A. A buddy of mine interviewed there, but he was more of an electrical engineering systems designer and I was more of a computer science student. So, I had actually interviewed
for another job, and we swapped jobs, actually.
Q. Where are you employed now, sir?
A. I have my own consulting and software company.
Q. What do you do in that capacity?
A. I develop and market a couple of software products myself, and I also do consulting work.
Q. Have you obtained for or applied for any patents?
Q. Can you tell the jury what they are.
A. A patent I’m applying for is for a piece of software I developed called Photo No-No. What it actually does is it is parental control software. It’s quite different from the software that exists today which just blocks websites and words. What it actually does is takes an image as
it’s loaded off the Internet and looks at it and examines it
for content and decides whether the image, by looking at it, is bad or good. It works sort of the way the human eye does.
Q. Any other patent?
A. That’s the only one right now. [Note: Really, Giles? You have to stop being such a lazy ass and try to do something with your life. Sheesh.]
Q. Have you done any work at all for the Department of Homeland Security?
Q. When was that?
A. That was 2002 to 2003.
Q. Are you free to speak about what type of work you did for them?
Q. Can you tell the jury what that is.
THE COURT: You don’t have to kill us if you tell us, do you?
THE WITNESS: I might. [HAHAHAH! I love your wit, Mr. Giles.

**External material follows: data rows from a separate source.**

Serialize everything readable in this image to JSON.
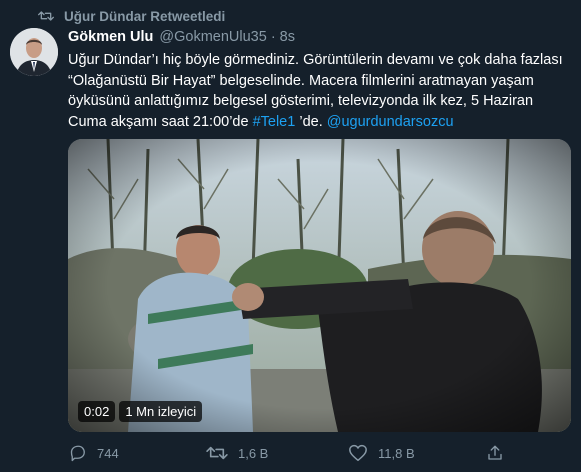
{
  "retweet": {
    "label": "Uğur Dündar Retweetledi"
  },
  "author": {
    "name": "Gökmen Ulu",
    "handle": "@GokmenUlu35",
    "separator": "·",
    "time": "8s"
  },
  "tweet": {
    "text_1": "Uğur Dündar’ı hiç böyle görmediniz. Görüntülerin devamı ve çok daha fazlası “Olağanüstü Bir Hayat” belgeselinde. Macera filmlerini aratmayan yaşam öyküsünü anlattığımız belgesel gösterimi, televizyonda ilk kez, 5 Haziran Cuma akşamı saat 21:00’de ",
    "hashtag": "#Tele1",
    "text_2": " ’de. ",
    "mention": "@ugurdundarsozcu"
  },
  "video": {
    "duration": "0:02",
    "views": "1 Mn izleyici"
  },
  "actions": {
    "replies": "744",
    "retweets": "1,6 B",
    "likes": "11,8 B"
  },
  "colors": {
    "background": "#15202b",
    "secondary_text": "#8899a6",
    "link": "#1da1f2"
  }
}
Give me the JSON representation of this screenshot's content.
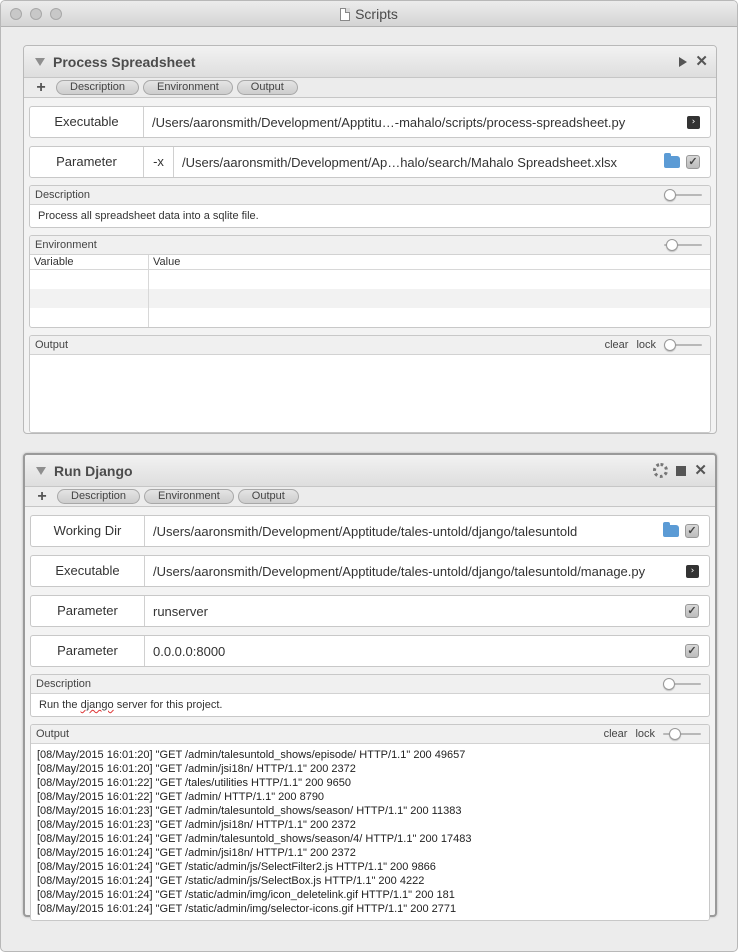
{
  "window": {
    "title": "Scripts"
  },
  "panels": [
    {
      "title": "Process Spreadsheet",
      "tabs": [
        "Description",
        "Environment",
        "Output"
      ],
      "fields": [
        {
          "label": "Executable",
          "value": "/Users/aaronsmith/Development/Apptitu…-mahalo/scripts/process-spreadsheet.py"
        },
        {
          "label": "Parameter",
          "flag": "-x",
          "value": "/Users/aaronsmith/Development/Ap…halo/search/Mahalo Spreadsheet.xlsx"
        }
      ],
      "description": {
        "header": "Description",
        "text": "Process all spreadsheet data into a sqlite file."
      },
      "environment": {
        "header": "Environment",
        "col_variable": "Variable",
        "col_value": "Value"
      },
      "output": {
        "header": "Output",
        "clear": "clear",
        "lock": "lock"
      }
    },
    {
      "title": "Run Django",
      "tabs": [
        "Description",
        "Environment",
        "Output"
      ],
      "fields": [
        {
          "label": "Working Dir",
          "value": "/Users/aaronsmith/Development/Apptitude/tales-untold/django/talesuntold"
        },
        {
          "label": "Executable",
          "value": "/Users/aaronsmith/Development/Apptitude/tales-untold/django/talesuntold/manage.py"
        },
        {
          "label": "Parameter",
          "value": "runserver"
        },
        {
          "label": "Parameter",
          "value": "0.0.0.0:8000"
        }
      ],
      "description": {
        "header": "Description",
        "text_before": "Run the ",
        "text_word": "django",
        "text_after": " server for this project."
      },
      "output": {
        "header": "Output",
        "clear": "clear",
        "lock": "lock",
        "lines": [
          "[08/May/2015 16:01:20] \"GET /admin/talesuntold_shows/episode/ HTTP/1.1\" 200 49657",
          "[08/May/2015 16:01:20] \"GET /admin/jsi18n/ HTTP/1.1\" 200 2372",
          "[08/May/2015 16:01:22] \"GET /tales/utilities HTTP/1.1\" 200 9650",
          "[08/May/2015 16:01:22] \"GET /admin/ HTTP/1.1\" 200 8790",
          "[08/May/2015 16:01:23] \"GET /admin/talesuntold_shows/season/ HTTP/1.1\" 200 11383",
          "[08/May/2015 16:01:23] \"GET /admin/jsi18n/ HTTP/1.1\" 200 2372",
          "[08/May/2015 16:01:24] \"GET /admin/talesuntold_shows/season/4/ HTTP/1.1\" 200 17483",
          "[08/May/2015 16:01:24] \"GET /admin/jsi18n/ HTTP/1.1\" 200 2372",
          "[08/May/2015 16:01:24] \"GET /static/admin/js/SelectFilter2.js HTTP/1.1\" 200 9866",
          "[08/May/2015 16:01:24] \"GET /static/admin/js/SelectBox.js HTTP/1.1\" 200 4222",
          "[08/May/2015 16:01:24] \"GET /static/admin/img/icon_deletelink.gif HTTP/1.1\" 200 181",
          "[08/May/2015 16:01:24] \"GET /static/admin/img/selector-icons.gif HTTP/1.1\" 200 2771"
        ]
      }
    }
  ]
}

You crack me up.]
MR. TOMKO: Don’t try to cheer me up. [OMG! I also love your wit, Mr. Tomko!]
THE COURT: They’re not going to try to kill us.
I spoke to one of Collins’ former bosses at Enron today and this is what he had to say about Collins:
We all knew he was nutty… every day was some new crazy thing with him. The highest maintenance employee ever. Also, any employee who asks to be given $18 million after he has already quit is probably not going to do well on the ‘Good Employee’ scale. So, I would have to say no, he was not a good employee.
I love that statement: the highest maintenance employee ever. That cracks me up.
January 21, 2000 was Rex Shelby’s first-ever stock trade. Shelby had always avoided the stock market. When, through a weird series of circumstances, he ended up with Enron stock options, he simply got rid of them at the first responsible opportunity. A friend, David Berberian, was a little more knowledgeable than Shelby and advised him when to sell. Berberian sold on the same days as Shelby.
Even so, according to the government, despite his actual lack of trading experience, he was so deviously clever that he knew to hold his stock until he had some inside information to trade on!
This is “the book”, the final version of the hand-out that went to analysts at the 2000 conference. [PDF]
I’ve described Bill Collins before, and indeed even described this letter. This is part of a letter that Bill Collins sent to Ken Rice. Collins had sold stock right before the analyst conference, and when he saw how the stock had increased, he had second thoughts. So he thought he’d just jot a note to Rice and Rice would happily write a check for $18 million. It didn’t happen that way. I’ve cut out the first four pages of this letter because it’s a bunch of EBS political stuff, and centered on the request for $18 million because it is one of the very few funny things that happened because of the 2000 Analyst Conference.